◆ **Problem requirements**
Where the records hold the string "pink", show the whole line it sits on.

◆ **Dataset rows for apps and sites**
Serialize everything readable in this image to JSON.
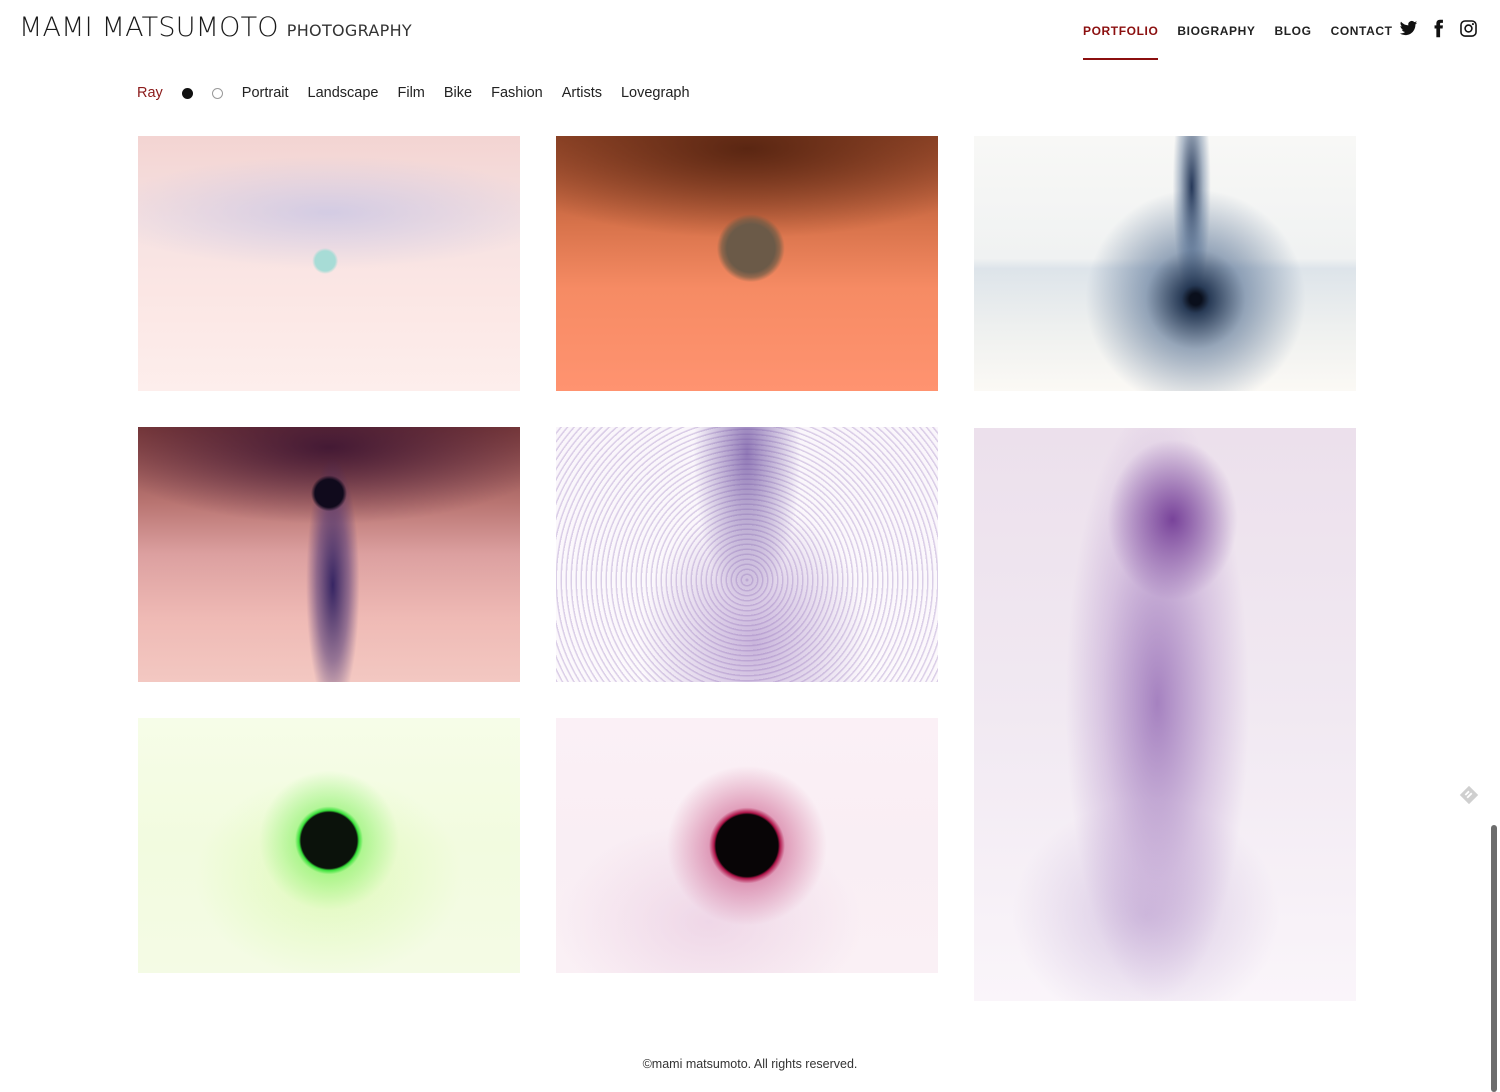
{
  "header": {
    "logo_main": "MAMI MATSUMOTO",
    "logo_sub": "PHOTOGRAPHY",
    "nav": [
      {
        "label": "PORTFOLIO",
        "active": true
      },
      {
        "label": "BIOGRAPHY",
        "active": false
      },
      {
        "label": "BLOG",
        "active": false
      },
      {
        "label": "CONTACT",
        "active": false
      }
    ],
    "social_icons": [
      "twitter-icon",
      "facebook-icon",
      "instagram-icon"
    ]
  },
  "filters": {
    "items": [
      "Ray",
      "Portrait",
      "Landscape",
      "Film",
      "Bike",
      "Fashion",
      "Artists",
      "Lovegraph"
    ],
    "active": "Ray",
    "dot_toggles": [
      "filled-dot",
      "hollow-dot"
    ]
  },
  "gallery": {
    "photos": [
      {
        "name": "photo-pink-cyan-sun"
      },
      {
        "name": "photo-orange-sun"
      },
      {
        "name": "photo-blue-spray"
      },
      {
        "name": "photo-pink-black-orbs"
      },
      {
        "name": "photo-purple-particles"
      },
      {
        "name": "photo-purple-vertical-smoke"
      },
      {
        "name": "photo-green-eclipse"
      },
      {
        "name": "photo-pink-eclipse"
      }
    ]
  },
  "footer": {
    "copyright": "©mami matsumoto. All rights reserved."
  },
  "colors": {
    "accent": "#8b0f0f",
    "text": "#222222",
    "background": "#ffffff"
  }
}
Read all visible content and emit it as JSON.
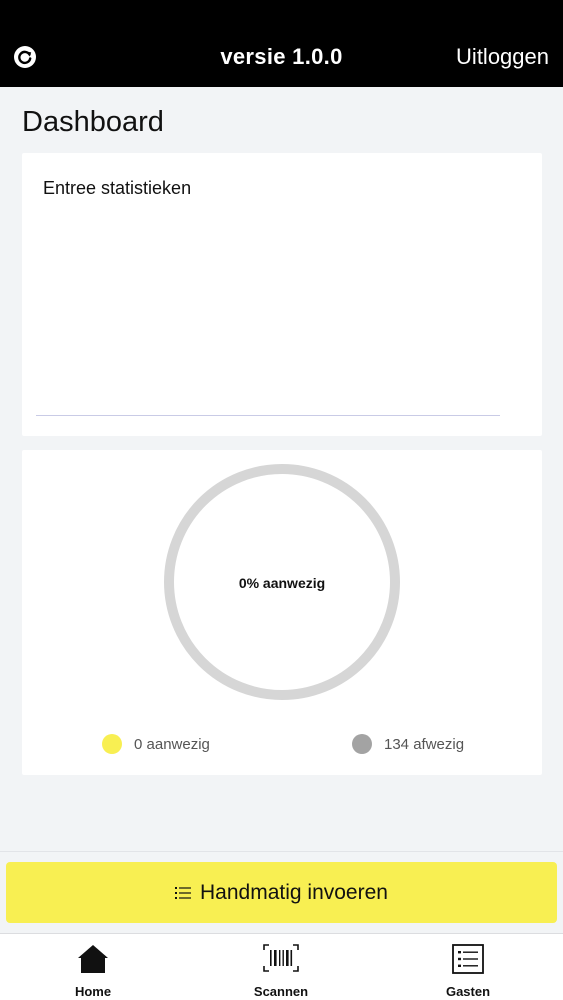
{
  "header": {
    "title": "versie 1.0.0",
    "logout_label": "Uitloggen",
    "refresh_icon": "refresh-icon"
  },
  "page": {
    "title": "Dashboard"
  },
  "stats_card": {
    "title": "Entree statistieken"
  },
  "attendance": {
    "ring_label": "0% aanwezig",
    "present_fraction": 0,
    "present_label": "0 aanwezig",
    "absent_label": "134 afwezig",
    "present_color": "#f8ef52",
    "absent_color": "#a3a3a3",
    "ring_color": "#d6d6d6"
  },
  "manual_button": {
    "label": "Handmatig invoeren",
    "icon": "list-icon"
  },
  "tabbar": {
    "items": [
      {
        "label": "Home",
        "icon": "home-icon"
      },
      {
        "label": "Scannen",
        "icon": "barcode-icon"
      },
      {
        "label": "Gasten",
        "icon": "guest-list-icon"
      }
    ]
  }
}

◆ **Exercise response**
        "name": "photo-pink-cyan-sun"
        "name": "photo-pink-black-orbs"
        "name": "photo-pink-eclipse"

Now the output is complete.